* **ACTIVITY**
For each line below that contains the word "Cloud", make a copy.

________________

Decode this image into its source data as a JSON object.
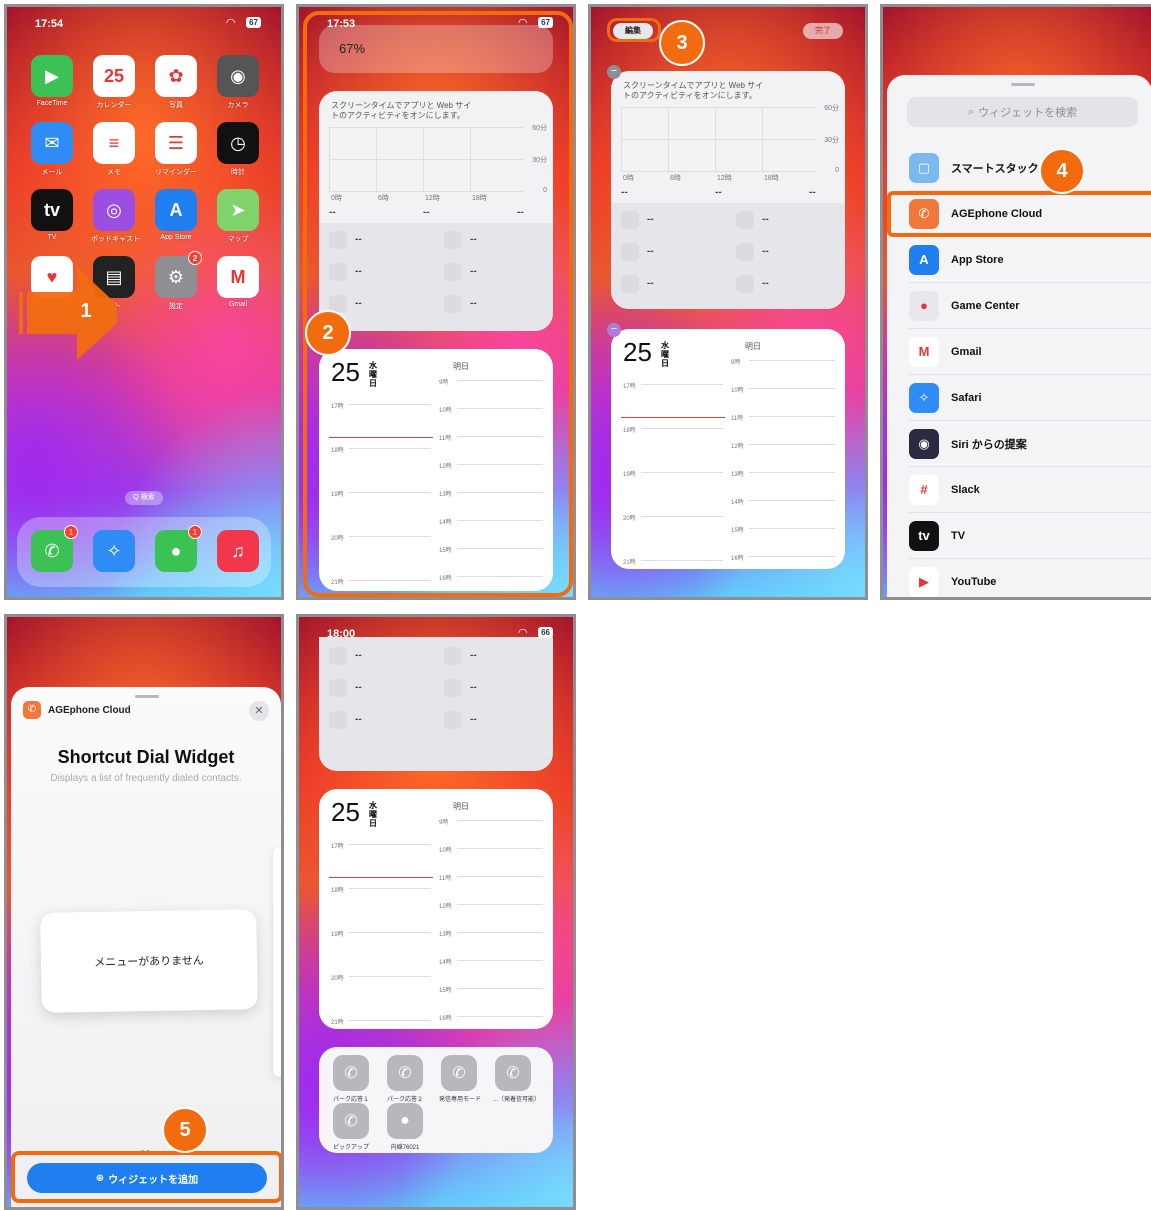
{
  "panel1": {
    "time": "17:54",
    "battery": "67",
    "search": "Q 検索",
    "apps": [
      {
        "label": "FaceTime",
        "icon": "video-icon",
        "color": "#3cc254",
        "glyph": "▶"
      },
      {
        "label": "カレンダー",
        "icon": "calendar-icon",
        "color": "#ffffff",
        "glyph": "25",
        "sub": "水"
      },
      {
        "label": "写真",
        "icon": "photos-icon",
        "color": "#ffffff",
        "glyph": "✿"
      },
      {
        "label": "カメラ",
        "icon": "camera-icon",
        "color": "#555555",
        "glyph": "◉"
      },
      {
        "label": "メール",
        "icon": "mail-icon",
        "color": "#2f8cf5",
        "glyph": "✉"
      },
      {
        "label": "メモ",
        "icon": "notes-icon",
        "color": "#ffffff",
        "glyph": "≡"
      },
      {
        "label": "リマインダー",
        "icon": "reminders-icon",
        "color": "#ffffff",
        "glyph": "☰"
      },
      {
        "label": "時計",
        "icon": "clock-icon",
        "color": "#111111",
        "glyph": "◷"
      },
      {
        "label": "TV",
        "icon": "tv-icon",
        "color": "#111111",
        "glyph": "tv"
      },
      {
        "label": "ポッドキャスト",
        "icon": "podcast-icon",
        "color": "#9b4ee0",
        "glyph": "◎"
      },
      {
        "label": "App Store",
        "icon": "appstore-icon",
        "color": "#1f7ff0",
        "glyph": "A"
      },
      {
        "label": "マップ",
        "icon": "maps-icon",
        "color": "#7fd36a",
        "glyph": "➤"
      },
      {
        "label": "",
        "icon": "health-icon",
        "color": "#ffffff",
        "glyph": "♥"
      },
      {
        "label": "ット",
        "icon": "wallet-icon",
        "color": "#222222",
        "glyph": "▤"
      },
      {
        "label": "設定",
        "icon": "settings-icon",
        "color": "#8e8e93",
        "glyph": "⚙",
        "badge": "2"
      },
      {
        "label": "Gmail",
        "icon": "gmail-icon",
        "color": "#ffffff",
        "glyph": "M"
      }
    ],
    "dock": [
      {
        "icon": "phone-icon",
        "color": "#3cc254",
        "glyph": "✆",
        "badge": "1"
      },
      {
        "icon": "safari-icon",
        "color": "#2f8cf5",
        "glyph": "✧"
      },
      {
        "icon": "messages-icon",
        "color": "#3cc254",
        "glyph": "●",
        "badge": "1"
      },
      {
        "icon": "music-icon",
        "color": "#f2364c",
        "glyph": "♫"
      }
    ],
    "step": "1"
  },
  "panel2": {
    "time": "17:53",
    "battery": "67",
    "battery_pct": "67%",
    "st_text": "スクリーンタイムでアプリと Web サイトのアクティビティをオンにします。",
    "y_ticks": [
      "60分",
      "30分",
      "0"
    ],
    "x_ticks": [
      "0時",
      "6時",
      "12時",
      "18時"
    ],
    "dash": "--",
    "day": "25",
    "weekday": "水曜日",
    "tomorrow": "明日",
    "left_hours": [
      "17時",
      "18時",
      "19時",
      "20時",
      "21時"
    ],
    "right_hours": [
      "9時",
      "10時",
      "11時",
      "12時",
      "13時",
      "14時",
      "15時",
      "16時"
    ],
    "step": "2"
  },
  "panel3": {
    "edit": "編集",
    "done": "完了",
    "step": "3"
  },
  "panel4": {
    "search_placeholder": "ウィジェットを検索",
    "step": "4",
    "items": [
      {
        "label": "スマートスタック",
        "icon": "smart-stack-icon",
        "color": "#7ab8f0",
        "glyph": "▢"
      },
      {
        "label": "AGEphone Cloud",
        "icon": "agephone-icon",
        "color": "#f0783a",
        "glyph": "✆"
      },
      {
        "label": "App Store",
        "icon": "appstore-icon",
        "color": "#1f7ff0",
        "glyph": "A"
      },
      {
        "label": "Game Center",
        "icon": "gamecenter-icon",
        "color": "#e8e8ec",
        "glyph": "●"
      },
      {
        "label": "Gmail",
        "icon": "gmail-icon",
        "color": "#ffffff",
        "glyph": "M"
      },
      {
        "label": "Safari",
        "icon": "safari-icon",
        "color": "#2f8cf5",
        "glyph": "✧"
      },
      {
        "label": "Siri からの提案",
        "icon": "siri-icon",
        "color": "#2a2a40",
        "glyph": "◉"
      },
      {
        "label": "Slack",
        "icon": "slack-icon",
        "color": "#ffffff",
        "glyph": "#"
      },
      {
        "label": "TV",
        "icon": "tv-icon",
        "color": "#111111",
        "glyph": "tv"
      },
      {
        "label": "YouTube",
        "icon": "youtube-icon",
        "color": "#ffffff",
        "glyph": "▶"
      }
    ]
  },
  "panel5": {
    "app_name": "AGEphone Cloud",
    "title": "Shortcut Dial Widget",
    "desc": "Displays a list of frequently dialed contacts.",
    "no_menu": "メニューがありません",
    "add_button": "ウィジェットを追加",
    "step": "5"
  },
  "panel6": {
    "time": "18:00",
    "battery": "66",
    "shortcuts": [
      {
        "label": "パーク応答１",
        "icon": "phone-icon"
      },
      {
        "label": "パーク応答２",
        "icon": "phone-icon"
      },
      {
        "label": "発信専用モード",
        "icon": "phone-icon"
      },
      {
        "label": "...（発着信可能）",
        "icon": "phone-icon"
      },
      {
        "label": "ピックアップ",
        "icon": "phone-icon"
      },
      {
        "label": "内線76021",
        "icon": "person-icon"
      }
    ]
  }
}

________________

* **YOUR RESPONSE**
        "label": "AGEphone Cloud",
    "app_name": "AGEphone Cloud",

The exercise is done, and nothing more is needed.